Where does the string "content" occur in the records below? Copy every line that holds it.

Supplied entries →
—————
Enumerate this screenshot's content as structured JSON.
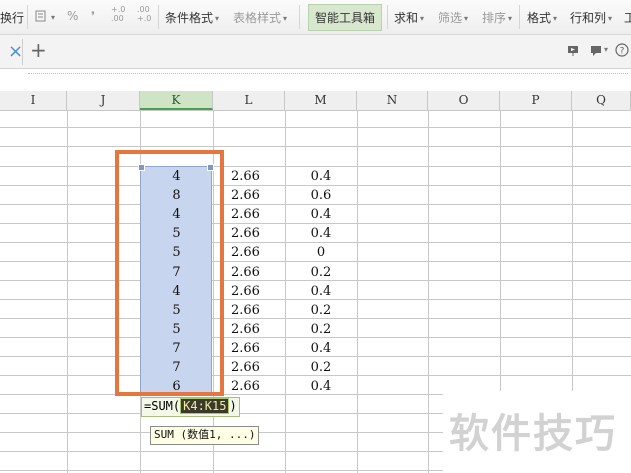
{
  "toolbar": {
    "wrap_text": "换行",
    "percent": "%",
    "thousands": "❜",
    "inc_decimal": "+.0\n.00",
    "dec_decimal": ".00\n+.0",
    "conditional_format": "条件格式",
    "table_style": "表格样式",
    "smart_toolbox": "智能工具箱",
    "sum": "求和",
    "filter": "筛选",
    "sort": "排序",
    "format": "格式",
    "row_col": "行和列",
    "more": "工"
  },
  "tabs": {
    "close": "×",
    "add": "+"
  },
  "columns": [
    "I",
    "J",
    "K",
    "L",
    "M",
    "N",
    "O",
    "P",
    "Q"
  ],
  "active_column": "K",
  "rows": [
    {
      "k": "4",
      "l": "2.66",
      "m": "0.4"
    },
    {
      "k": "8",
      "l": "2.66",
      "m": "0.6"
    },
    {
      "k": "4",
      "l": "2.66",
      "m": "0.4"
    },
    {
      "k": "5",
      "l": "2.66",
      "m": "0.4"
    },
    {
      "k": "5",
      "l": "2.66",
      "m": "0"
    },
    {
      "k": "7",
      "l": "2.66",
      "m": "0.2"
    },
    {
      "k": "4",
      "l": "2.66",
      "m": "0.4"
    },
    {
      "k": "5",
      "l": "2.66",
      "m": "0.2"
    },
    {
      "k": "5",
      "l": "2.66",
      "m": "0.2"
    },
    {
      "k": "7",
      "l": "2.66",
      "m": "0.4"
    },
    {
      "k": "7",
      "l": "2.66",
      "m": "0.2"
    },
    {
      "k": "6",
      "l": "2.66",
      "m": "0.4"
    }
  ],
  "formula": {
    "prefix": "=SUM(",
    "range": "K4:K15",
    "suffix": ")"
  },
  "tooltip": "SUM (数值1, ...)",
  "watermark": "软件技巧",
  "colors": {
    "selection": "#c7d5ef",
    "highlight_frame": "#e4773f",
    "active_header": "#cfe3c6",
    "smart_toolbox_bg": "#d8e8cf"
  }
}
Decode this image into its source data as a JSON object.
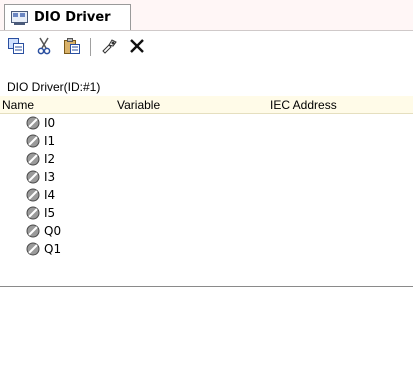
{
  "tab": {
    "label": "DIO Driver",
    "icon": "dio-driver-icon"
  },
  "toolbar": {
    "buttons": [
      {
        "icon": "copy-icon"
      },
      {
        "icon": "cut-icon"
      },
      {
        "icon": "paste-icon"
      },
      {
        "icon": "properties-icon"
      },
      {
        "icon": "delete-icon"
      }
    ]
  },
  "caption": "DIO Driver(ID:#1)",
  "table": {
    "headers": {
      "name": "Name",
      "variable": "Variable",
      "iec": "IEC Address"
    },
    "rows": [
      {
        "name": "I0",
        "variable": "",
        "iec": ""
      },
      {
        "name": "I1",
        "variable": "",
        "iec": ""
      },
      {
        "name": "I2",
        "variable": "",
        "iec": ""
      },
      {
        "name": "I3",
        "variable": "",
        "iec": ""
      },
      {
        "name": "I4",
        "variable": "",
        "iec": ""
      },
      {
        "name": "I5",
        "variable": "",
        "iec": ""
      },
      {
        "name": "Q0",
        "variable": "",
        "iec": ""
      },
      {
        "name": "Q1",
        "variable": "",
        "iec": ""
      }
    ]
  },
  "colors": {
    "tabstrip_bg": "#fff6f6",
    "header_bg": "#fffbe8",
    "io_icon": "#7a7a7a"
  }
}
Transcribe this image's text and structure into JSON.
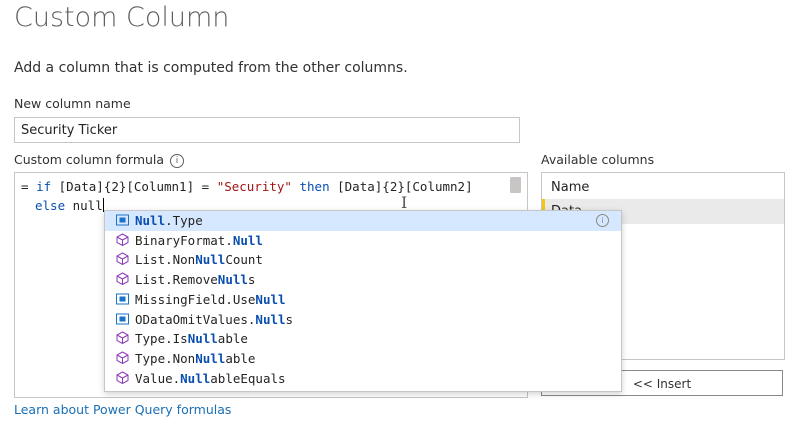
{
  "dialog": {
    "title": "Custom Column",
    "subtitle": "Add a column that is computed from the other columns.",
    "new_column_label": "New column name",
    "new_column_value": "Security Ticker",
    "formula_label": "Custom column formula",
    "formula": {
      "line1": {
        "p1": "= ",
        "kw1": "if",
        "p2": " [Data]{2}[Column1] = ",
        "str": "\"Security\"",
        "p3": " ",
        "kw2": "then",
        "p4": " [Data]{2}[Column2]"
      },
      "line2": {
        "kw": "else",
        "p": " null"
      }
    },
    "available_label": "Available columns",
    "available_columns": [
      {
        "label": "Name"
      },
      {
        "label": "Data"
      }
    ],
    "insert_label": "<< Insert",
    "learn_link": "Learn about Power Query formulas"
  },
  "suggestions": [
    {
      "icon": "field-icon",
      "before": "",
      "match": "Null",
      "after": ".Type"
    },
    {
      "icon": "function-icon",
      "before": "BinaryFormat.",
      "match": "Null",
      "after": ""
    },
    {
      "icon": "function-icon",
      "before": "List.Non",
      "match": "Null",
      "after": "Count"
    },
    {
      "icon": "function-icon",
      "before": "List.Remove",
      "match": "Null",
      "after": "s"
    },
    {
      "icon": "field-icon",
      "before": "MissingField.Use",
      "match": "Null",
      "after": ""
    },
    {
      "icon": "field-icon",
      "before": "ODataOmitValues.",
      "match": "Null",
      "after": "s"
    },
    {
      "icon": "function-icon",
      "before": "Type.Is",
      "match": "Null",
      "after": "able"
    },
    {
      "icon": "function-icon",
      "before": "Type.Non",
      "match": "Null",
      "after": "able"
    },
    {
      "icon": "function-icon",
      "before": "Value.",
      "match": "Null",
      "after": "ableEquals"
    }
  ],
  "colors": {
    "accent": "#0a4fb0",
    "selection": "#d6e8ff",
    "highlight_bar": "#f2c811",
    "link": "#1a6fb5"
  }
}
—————
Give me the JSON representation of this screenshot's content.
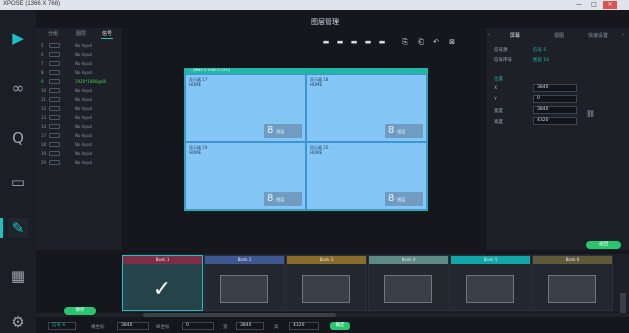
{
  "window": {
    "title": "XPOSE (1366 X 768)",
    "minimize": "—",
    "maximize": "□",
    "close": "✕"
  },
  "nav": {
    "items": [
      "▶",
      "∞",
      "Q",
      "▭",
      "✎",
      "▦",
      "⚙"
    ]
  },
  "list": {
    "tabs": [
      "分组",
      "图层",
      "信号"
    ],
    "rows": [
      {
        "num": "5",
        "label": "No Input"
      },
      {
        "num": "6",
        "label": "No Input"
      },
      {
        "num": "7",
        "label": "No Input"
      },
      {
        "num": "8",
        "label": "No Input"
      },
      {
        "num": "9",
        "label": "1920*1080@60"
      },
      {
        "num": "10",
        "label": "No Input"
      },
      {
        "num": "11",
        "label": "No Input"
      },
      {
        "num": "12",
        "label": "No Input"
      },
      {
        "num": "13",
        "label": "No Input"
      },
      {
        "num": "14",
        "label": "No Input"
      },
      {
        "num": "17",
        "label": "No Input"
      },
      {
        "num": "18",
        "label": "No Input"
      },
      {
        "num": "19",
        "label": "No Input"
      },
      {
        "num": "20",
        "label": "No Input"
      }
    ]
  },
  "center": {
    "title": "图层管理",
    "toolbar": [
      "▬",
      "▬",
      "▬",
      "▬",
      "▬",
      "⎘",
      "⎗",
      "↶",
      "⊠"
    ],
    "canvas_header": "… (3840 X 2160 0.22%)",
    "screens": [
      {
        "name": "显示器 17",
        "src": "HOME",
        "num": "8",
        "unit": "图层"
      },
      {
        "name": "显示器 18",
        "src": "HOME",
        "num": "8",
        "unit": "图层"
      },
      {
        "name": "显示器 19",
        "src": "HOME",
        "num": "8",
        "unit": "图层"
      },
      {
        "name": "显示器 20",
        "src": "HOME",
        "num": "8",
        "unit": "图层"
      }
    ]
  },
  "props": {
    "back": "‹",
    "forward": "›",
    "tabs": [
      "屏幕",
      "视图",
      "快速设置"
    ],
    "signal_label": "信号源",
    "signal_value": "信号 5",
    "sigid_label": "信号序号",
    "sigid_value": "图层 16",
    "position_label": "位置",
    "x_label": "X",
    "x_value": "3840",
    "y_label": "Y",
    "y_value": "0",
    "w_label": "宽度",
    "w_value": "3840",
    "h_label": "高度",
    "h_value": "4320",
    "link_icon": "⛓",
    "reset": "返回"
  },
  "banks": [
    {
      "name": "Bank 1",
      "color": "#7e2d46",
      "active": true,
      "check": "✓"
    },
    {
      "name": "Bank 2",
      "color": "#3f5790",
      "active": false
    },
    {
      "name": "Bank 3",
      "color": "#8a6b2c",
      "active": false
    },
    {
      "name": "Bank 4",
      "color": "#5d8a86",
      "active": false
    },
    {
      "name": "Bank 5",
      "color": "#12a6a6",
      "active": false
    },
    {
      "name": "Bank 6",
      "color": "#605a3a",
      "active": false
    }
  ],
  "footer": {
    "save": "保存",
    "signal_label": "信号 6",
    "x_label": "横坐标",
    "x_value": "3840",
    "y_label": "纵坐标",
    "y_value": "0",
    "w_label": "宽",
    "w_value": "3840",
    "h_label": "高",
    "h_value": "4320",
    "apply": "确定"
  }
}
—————
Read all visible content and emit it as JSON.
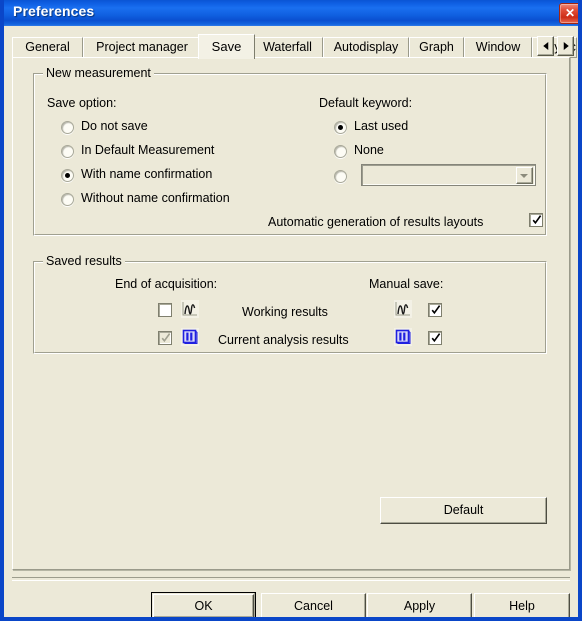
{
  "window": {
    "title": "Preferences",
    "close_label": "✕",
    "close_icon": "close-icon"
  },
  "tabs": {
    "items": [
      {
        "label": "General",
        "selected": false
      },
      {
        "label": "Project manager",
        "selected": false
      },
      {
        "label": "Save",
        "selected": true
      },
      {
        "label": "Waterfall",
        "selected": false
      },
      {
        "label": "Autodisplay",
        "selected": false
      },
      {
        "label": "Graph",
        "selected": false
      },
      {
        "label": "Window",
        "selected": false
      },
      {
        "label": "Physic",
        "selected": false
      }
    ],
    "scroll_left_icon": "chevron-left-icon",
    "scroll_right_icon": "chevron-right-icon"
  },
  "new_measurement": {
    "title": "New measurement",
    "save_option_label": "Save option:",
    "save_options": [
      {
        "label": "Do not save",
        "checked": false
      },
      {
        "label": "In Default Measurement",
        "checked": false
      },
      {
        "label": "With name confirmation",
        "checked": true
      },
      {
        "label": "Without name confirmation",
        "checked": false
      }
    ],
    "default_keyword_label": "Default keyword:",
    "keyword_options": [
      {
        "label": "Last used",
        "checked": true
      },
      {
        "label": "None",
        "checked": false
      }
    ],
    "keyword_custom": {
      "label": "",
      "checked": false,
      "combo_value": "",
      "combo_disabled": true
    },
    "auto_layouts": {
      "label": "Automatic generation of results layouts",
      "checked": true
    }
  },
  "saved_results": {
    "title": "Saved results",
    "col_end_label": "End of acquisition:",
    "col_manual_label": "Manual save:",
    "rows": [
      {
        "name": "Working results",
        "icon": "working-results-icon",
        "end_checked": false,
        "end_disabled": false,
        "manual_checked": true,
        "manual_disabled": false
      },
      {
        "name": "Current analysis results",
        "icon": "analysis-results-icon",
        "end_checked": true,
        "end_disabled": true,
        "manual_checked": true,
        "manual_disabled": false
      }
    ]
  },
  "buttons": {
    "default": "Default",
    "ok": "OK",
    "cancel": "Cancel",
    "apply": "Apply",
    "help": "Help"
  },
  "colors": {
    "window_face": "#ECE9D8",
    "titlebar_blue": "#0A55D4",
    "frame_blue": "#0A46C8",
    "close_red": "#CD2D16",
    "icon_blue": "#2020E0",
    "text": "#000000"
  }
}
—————
Solution to this task →
Enumerate this screenshot's content as structured JSON.
Give me the JSON representation of this screenshot's content.
Read all visible content and emit it as JSON.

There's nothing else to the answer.